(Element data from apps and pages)
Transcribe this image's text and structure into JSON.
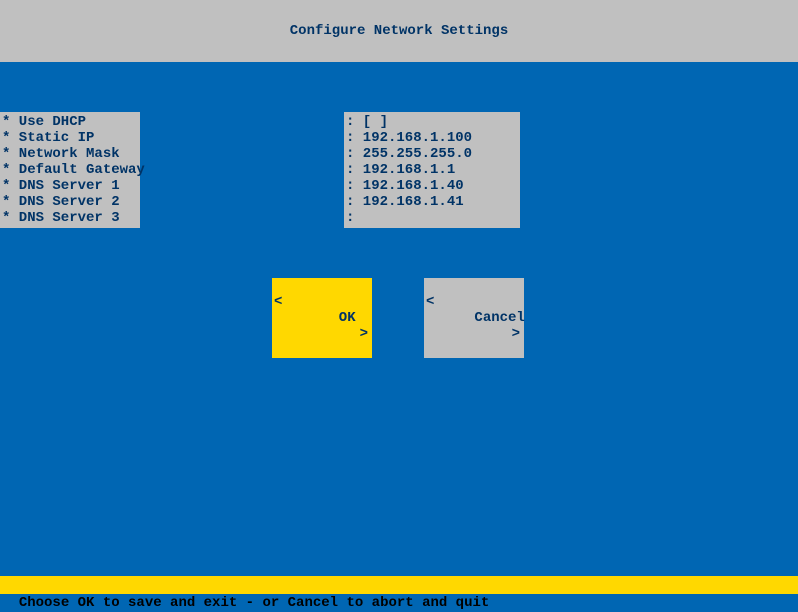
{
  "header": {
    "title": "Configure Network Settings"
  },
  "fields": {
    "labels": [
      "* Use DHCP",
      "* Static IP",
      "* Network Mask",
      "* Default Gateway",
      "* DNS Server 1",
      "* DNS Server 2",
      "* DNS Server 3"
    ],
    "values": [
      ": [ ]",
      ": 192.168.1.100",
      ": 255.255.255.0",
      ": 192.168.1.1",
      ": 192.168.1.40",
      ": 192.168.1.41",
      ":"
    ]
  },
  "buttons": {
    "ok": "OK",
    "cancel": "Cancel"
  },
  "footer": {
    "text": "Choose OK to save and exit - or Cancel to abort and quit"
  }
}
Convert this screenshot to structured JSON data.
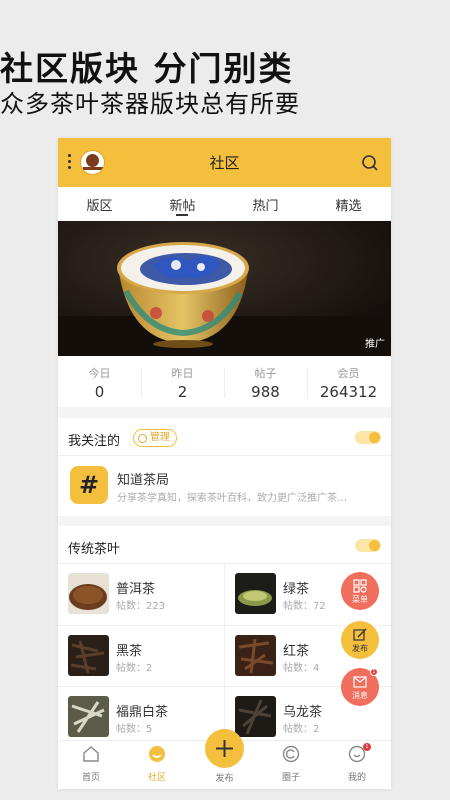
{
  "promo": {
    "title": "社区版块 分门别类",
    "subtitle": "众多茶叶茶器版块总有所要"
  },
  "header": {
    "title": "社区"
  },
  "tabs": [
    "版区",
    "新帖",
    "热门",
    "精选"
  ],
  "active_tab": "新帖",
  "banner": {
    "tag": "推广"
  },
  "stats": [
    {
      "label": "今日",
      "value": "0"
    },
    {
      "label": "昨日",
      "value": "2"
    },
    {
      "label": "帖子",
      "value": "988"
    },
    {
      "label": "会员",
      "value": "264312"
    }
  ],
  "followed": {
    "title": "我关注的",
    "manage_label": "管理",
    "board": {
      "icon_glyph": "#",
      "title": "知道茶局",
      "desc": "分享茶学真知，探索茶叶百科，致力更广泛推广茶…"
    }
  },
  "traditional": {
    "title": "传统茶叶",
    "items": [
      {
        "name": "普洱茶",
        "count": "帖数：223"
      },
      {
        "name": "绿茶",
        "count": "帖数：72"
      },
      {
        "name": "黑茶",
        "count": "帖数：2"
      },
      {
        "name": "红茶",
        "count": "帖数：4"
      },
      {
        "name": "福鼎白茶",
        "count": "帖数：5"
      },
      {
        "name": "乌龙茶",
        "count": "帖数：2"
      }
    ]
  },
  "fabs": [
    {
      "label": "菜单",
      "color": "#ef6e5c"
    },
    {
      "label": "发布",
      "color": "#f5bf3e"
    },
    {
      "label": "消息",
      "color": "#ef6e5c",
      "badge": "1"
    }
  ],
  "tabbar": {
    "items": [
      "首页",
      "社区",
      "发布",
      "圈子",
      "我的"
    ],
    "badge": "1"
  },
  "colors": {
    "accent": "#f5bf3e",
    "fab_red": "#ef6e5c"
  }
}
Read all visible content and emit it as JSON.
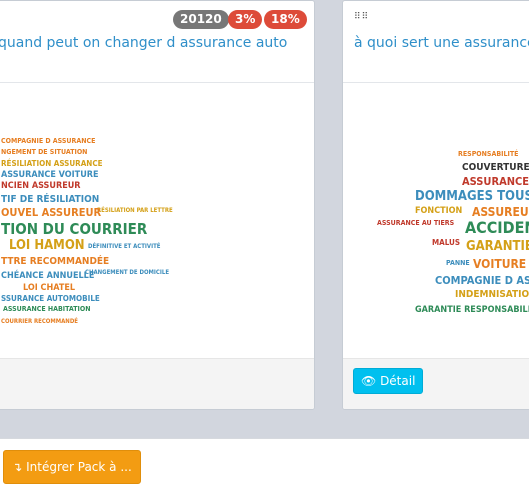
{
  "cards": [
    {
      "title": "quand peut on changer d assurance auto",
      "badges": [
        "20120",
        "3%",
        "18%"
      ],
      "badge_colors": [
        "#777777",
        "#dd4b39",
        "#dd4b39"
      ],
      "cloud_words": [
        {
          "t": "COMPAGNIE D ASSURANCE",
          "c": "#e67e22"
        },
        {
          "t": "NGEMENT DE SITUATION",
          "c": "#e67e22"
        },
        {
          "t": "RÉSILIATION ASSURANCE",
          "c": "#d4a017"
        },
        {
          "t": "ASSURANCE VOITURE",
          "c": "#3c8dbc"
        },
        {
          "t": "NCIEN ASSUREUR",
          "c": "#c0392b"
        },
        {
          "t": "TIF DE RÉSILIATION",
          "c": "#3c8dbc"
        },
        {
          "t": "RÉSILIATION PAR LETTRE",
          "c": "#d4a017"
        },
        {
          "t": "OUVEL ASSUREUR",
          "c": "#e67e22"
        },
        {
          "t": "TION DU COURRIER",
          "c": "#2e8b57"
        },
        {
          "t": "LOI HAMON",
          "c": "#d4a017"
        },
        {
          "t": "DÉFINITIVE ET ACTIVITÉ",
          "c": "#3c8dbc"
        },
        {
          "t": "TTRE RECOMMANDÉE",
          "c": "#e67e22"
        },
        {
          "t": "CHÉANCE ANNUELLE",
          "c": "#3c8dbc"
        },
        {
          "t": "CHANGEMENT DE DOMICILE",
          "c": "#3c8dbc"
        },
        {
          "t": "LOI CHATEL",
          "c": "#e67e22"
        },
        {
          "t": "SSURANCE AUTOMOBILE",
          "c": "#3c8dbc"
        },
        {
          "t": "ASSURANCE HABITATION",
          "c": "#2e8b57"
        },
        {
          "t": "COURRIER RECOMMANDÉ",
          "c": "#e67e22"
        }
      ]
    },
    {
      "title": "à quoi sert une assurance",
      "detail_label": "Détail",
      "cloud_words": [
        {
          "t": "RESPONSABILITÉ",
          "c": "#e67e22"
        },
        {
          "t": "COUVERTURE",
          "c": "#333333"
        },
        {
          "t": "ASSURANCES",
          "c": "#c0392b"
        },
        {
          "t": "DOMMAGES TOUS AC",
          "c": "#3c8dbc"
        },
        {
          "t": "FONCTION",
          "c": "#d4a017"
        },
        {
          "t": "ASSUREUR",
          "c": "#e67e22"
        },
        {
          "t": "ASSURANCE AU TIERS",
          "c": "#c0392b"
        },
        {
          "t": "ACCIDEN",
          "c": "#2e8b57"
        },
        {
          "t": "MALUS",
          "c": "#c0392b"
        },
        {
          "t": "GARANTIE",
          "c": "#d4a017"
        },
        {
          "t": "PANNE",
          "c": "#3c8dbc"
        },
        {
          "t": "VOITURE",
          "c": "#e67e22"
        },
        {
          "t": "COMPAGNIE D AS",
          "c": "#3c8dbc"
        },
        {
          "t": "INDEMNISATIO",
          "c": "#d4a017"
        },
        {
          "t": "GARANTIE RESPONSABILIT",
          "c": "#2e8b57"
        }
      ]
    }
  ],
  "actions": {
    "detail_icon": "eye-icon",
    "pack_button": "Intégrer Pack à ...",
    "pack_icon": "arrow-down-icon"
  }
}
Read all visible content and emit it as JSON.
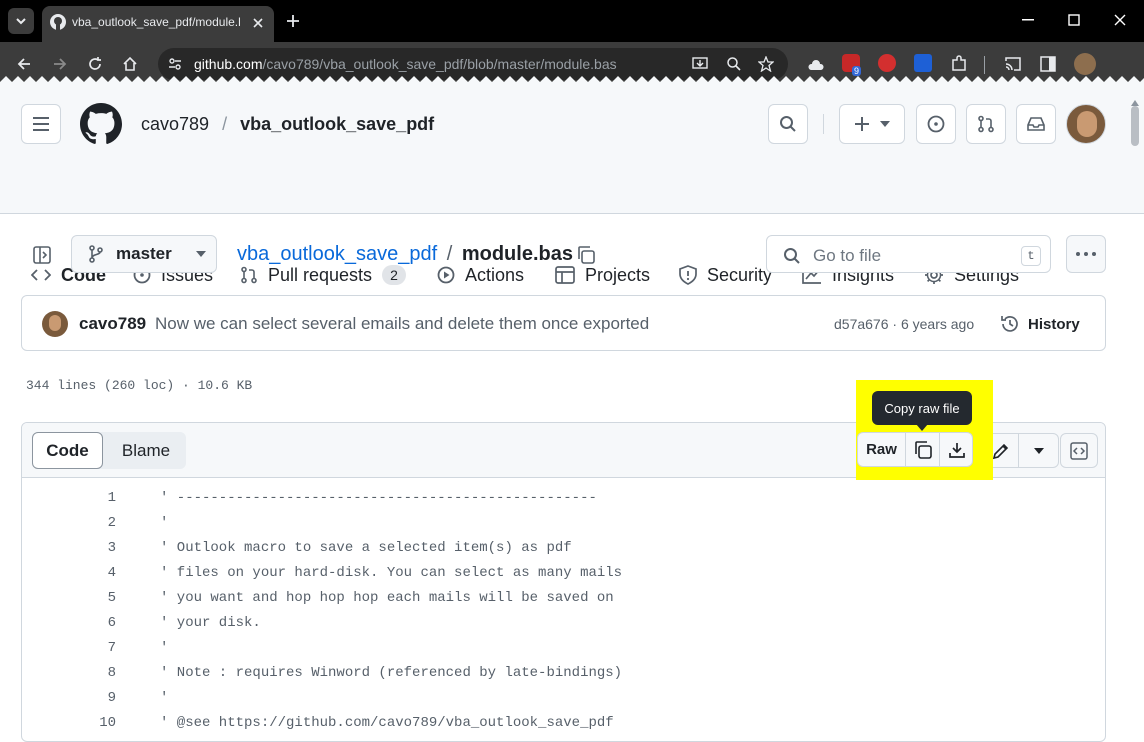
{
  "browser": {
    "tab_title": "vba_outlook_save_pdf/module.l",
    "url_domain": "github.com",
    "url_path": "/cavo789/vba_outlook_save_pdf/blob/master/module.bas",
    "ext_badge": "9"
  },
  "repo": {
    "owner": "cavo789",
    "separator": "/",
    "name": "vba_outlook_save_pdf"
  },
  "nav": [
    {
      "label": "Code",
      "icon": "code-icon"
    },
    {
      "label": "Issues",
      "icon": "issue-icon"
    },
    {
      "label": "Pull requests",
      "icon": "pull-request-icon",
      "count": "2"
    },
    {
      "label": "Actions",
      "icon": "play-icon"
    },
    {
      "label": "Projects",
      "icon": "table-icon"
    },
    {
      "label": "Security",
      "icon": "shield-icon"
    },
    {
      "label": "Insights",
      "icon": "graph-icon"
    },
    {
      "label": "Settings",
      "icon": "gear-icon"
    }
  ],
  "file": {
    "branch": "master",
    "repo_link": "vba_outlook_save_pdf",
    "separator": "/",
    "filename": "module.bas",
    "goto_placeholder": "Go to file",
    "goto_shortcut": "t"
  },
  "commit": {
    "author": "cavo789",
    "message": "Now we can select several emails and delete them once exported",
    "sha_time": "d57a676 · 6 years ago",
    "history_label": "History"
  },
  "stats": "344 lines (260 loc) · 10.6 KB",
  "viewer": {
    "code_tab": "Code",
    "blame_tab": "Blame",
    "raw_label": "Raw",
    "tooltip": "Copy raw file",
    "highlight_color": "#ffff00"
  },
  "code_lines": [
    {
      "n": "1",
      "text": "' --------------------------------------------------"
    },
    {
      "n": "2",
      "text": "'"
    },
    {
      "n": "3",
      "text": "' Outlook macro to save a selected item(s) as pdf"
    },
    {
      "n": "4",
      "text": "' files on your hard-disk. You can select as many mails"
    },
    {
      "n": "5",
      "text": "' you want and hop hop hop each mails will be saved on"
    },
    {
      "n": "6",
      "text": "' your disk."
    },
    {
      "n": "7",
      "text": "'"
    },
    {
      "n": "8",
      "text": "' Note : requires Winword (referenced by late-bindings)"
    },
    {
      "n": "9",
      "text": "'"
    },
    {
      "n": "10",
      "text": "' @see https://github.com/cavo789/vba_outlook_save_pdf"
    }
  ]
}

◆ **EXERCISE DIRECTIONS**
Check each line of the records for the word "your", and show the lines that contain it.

◆ **TASK RESULT**
      "text": "' files on your hard-disk. You can select as many mails"
      "text": "' your disk."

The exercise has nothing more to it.